Partial demolition was completed by June 1929 when the ferry captains put forward the case for keeping the clock tower as it provided an excellent leading line. The tower was reduced in size, a light fixed on the top and it was decided to keep the connecting building. This remained in the hands of Southern Railway Shipping department, which together with the railways was nationalised on 1 January 1948.
The 1980s saw British Rail broken up and sold including, on 27 July 1984, Sealink UK Ltd the owners of Harbour Station. After a couple of changes of owners and name, the company joined with P&O on 10 March 1998, to form P&O Stena Line. In August 2002, P&O bought out Stena Line and gained full possession of the old Harbour Station. By that time the building was Listed and the shipping company used it for training.

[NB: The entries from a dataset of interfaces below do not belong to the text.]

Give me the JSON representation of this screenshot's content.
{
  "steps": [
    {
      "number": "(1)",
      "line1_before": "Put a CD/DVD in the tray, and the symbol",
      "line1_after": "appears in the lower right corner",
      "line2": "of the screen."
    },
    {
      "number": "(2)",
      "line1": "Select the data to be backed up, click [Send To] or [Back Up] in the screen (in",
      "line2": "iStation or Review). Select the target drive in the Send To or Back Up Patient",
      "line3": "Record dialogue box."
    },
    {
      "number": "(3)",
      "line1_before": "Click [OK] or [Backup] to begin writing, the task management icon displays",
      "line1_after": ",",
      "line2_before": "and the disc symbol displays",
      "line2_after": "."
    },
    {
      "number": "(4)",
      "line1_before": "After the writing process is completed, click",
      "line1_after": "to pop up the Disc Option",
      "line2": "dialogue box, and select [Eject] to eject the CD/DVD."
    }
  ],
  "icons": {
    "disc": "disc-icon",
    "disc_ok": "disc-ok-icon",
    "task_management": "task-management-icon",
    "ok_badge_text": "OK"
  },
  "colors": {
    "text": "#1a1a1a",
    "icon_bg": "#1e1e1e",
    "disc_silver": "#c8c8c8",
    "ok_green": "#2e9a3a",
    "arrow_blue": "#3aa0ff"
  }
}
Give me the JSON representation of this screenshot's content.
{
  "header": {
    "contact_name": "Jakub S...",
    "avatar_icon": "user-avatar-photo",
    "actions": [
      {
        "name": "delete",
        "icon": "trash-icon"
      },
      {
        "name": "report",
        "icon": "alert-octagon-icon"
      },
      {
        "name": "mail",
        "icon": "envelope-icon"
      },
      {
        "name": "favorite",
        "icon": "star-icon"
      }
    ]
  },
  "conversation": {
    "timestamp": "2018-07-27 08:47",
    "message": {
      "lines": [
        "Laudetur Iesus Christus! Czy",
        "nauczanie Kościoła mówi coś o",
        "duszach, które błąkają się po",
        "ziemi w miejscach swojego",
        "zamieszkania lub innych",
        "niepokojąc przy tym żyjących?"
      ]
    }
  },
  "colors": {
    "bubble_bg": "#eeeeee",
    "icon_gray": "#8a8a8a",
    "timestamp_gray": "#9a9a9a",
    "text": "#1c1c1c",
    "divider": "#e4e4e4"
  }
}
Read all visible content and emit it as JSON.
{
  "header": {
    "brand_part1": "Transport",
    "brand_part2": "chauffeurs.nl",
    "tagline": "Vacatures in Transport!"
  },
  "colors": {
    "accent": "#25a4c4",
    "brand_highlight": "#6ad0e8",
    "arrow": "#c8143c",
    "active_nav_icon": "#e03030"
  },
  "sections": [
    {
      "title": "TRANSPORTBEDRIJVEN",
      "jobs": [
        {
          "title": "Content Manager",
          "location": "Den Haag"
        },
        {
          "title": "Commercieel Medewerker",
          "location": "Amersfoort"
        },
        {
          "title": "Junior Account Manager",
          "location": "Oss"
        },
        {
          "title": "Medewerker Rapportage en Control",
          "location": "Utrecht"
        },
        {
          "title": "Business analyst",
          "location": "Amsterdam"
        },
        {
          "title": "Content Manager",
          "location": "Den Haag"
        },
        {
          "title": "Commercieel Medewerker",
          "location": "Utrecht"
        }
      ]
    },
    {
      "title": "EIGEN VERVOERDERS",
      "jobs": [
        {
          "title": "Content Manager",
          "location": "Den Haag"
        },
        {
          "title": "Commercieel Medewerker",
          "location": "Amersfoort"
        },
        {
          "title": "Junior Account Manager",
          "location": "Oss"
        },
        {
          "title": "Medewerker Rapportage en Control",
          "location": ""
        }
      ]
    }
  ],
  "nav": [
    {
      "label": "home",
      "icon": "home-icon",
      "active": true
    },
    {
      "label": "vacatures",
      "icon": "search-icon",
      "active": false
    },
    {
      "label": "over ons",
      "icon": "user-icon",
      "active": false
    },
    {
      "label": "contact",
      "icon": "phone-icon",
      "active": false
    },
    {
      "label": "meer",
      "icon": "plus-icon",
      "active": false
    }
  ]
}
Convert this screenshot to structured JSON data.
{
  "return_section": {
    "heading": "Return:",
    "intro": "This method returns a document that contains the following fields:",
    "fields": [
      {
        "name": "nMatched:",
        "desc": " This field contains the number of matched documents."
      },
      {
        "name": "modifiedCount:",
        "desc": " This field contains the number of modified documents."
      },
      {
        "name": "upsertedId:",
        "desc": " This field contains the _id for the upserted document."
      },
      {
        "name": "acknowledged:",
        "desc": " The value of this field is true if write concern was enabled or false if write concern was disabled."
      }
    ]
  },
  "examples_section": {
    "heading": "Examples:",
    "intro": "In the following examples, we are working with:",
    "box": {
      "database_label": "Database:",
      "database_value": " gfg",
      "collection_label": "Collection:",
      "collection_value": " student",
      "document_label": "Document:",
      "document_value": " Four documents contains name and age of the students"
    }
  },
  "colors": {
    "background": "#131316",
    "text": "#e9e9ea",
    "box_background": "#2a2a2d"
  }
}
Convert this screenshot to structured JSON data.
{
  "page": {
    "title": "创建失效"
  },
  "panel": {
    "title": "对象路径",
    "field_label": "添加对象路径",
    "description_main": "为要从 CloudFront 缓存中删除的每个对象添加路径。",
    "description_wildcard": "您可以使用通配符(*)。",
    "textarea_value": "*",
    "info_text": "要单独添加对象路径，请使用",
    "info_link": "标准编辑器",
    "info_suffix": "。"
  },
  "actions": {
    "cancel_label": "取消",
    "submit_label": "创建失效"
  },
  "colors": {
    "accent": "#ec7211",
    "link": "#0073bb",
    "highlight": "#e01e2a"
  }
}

In 2010 P&O put the old Harbour Station on the market and following negotiations that lasted nearly two years, John Shirley, head of a Snargate Street freight-forwarding business took over the building early in 2013. He plans to institute the ‘Green policy’ similar to that he successfully put in place at the offices in Snargate Street. This included recycling and composting measures, installation of a sedum grass roof, solar panels, rainwater harvesting and use of wood-pellet boiler.
In preparation for converting the old Harbour Station, Mr Shirley constructed a site office using recycled bits and resembles a signal box. Since then he has refurbished much of the old station adding appropriate historic memorabilia. More recently the Booking Hall has been converted into an independent entertainment venue with a standing capacity of 350. It boasts of in-house professional sound and lighting and designed with touring artists and the community in mind. The aim is to bring some of the biggest names in the industry to the venue, as well as encourage and promoting local talent. These days, besides live music, comedy, theatre and community events are stages at what is called The Booking Hall.
Dover Mercury: 16 & 23 September 2010